SOURCE DATA Start Marker

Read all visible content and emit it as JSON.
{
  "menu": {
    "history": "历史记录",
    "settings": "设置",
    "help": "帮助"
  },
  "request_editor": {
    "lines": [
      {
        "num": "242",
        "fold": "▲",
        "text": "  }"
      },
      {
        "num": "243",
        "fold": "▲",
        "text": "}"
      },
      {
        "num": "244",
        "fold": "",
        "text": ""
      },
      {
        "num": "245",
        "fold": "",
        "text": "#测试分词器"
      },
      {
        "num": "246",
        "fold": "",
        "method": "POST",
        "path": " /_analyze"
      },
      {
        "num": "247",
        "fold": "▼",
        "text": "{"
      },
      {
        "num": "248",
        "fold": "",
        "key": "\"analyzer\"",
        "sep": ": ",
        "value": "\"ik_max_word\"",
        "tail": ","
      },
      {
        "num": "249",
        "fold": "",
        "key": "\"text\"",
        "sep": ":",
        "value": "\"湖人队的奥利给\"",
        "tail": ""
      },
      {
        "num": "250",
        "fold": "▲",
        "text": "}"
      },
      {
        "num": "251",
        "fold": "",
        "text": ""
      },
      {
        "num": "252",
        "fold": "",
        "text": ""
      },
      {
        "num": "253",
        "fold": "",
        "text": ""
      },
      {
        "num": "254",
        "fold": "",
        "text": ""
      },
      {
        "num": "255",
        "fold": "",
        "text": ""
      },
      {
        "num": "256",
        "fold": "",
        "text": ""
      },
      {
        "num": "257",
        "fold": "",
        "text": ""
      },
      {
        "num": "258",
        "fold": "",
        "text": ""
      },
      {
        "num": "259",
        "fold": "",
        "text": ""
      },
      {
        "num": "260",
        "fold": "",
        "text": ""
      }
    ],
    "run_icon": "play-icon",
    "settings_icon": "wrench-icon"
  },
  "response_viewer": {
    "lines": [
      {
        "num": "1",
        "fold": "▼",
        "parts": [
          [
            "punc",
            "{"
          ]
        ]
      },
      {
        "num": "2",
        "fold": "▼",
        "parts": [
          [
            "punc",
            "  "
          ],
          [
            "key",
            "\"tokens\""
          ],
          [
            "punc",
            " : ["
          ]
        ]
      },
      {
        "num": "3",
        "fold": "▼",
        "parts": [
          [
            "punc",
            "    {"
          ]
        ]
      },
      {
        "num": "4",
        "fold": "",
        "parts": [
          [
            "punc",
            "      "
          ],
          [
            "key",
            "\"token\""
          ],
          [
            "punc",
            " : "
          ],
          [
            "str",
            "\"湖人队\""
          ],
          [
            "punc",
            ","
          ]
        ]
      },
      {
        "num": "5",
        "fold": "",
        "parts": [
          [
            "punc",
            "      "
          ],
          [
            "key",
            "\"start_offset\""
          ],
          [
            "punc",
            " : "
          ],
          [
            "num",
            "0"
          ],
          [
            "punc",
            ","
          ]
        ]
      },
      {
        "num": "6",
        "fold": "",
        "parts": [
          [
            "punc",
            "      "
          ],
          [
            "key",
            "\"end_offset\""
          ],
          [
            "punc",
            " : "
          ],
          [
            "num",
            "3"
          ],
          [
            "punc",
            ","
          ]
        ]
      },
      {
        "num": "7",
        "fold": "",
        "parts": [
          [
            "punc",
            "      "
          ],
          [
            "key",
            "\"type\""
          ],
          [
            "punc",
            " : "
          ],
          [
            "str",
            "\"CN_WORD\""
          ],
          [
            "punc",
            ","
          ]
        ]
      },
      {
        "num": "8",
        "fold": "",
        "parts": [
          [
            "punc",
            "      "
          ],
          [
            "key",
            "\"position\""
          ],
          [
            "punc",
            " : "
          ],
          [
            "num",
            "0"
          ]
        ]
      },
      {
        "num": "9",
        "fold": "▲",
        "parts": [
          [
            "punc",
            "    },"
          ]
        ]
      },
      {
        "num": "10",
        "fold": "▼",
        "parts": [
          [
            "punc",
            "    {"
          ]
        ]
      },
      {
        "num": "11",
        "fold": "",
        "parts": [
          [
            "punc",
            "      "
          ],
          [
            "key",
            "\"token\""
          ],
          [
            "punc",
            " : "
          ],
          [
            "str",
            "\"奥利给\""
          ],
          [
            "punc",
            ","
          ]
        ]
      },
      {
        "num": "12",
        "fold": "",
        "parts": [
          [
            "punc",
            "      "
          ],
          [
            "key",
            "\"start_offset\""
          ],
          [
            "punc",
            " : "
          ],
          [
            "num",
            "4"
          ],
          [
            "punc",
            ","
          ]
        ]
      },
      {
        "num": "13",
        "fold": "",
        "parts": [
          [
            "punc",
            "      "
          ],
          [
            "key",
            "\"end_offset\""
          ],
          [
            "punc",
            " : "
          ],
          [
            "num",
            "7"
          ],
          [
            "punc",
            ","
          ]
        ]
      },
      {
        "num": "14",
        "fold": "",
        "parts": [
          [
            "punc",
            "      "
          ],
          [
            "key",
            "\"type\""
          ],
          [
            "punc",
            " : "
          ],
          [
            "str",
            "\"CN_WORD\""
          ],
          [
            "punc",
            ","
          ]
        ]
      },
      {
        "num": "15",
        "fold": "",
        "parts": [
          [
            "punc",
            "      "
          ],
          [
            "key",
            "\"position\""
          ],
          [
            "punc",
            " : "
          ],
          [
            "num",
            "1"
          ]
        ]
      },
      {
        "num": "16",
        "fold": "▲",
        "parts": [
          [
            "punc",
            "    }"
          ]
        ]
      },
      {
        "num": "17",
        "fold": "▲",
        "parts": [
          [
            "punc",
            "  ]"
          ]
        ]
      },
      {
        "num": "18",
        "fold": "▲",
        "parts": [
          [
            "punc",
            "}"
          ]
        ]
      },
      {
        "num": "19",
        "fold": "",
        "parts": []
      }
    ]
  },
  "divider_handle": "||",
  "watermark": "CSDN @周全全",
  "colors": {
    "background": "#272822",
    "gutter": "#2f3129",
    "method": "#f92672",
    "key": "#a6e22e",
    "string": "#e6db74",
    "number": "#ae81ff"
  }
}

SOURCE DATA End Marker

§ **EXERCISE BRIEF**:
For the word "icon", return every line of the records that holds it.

§ **RESPONSE BOX**:
    "run_icon": "play-icon",
    "settings_icon": "wrench-icon"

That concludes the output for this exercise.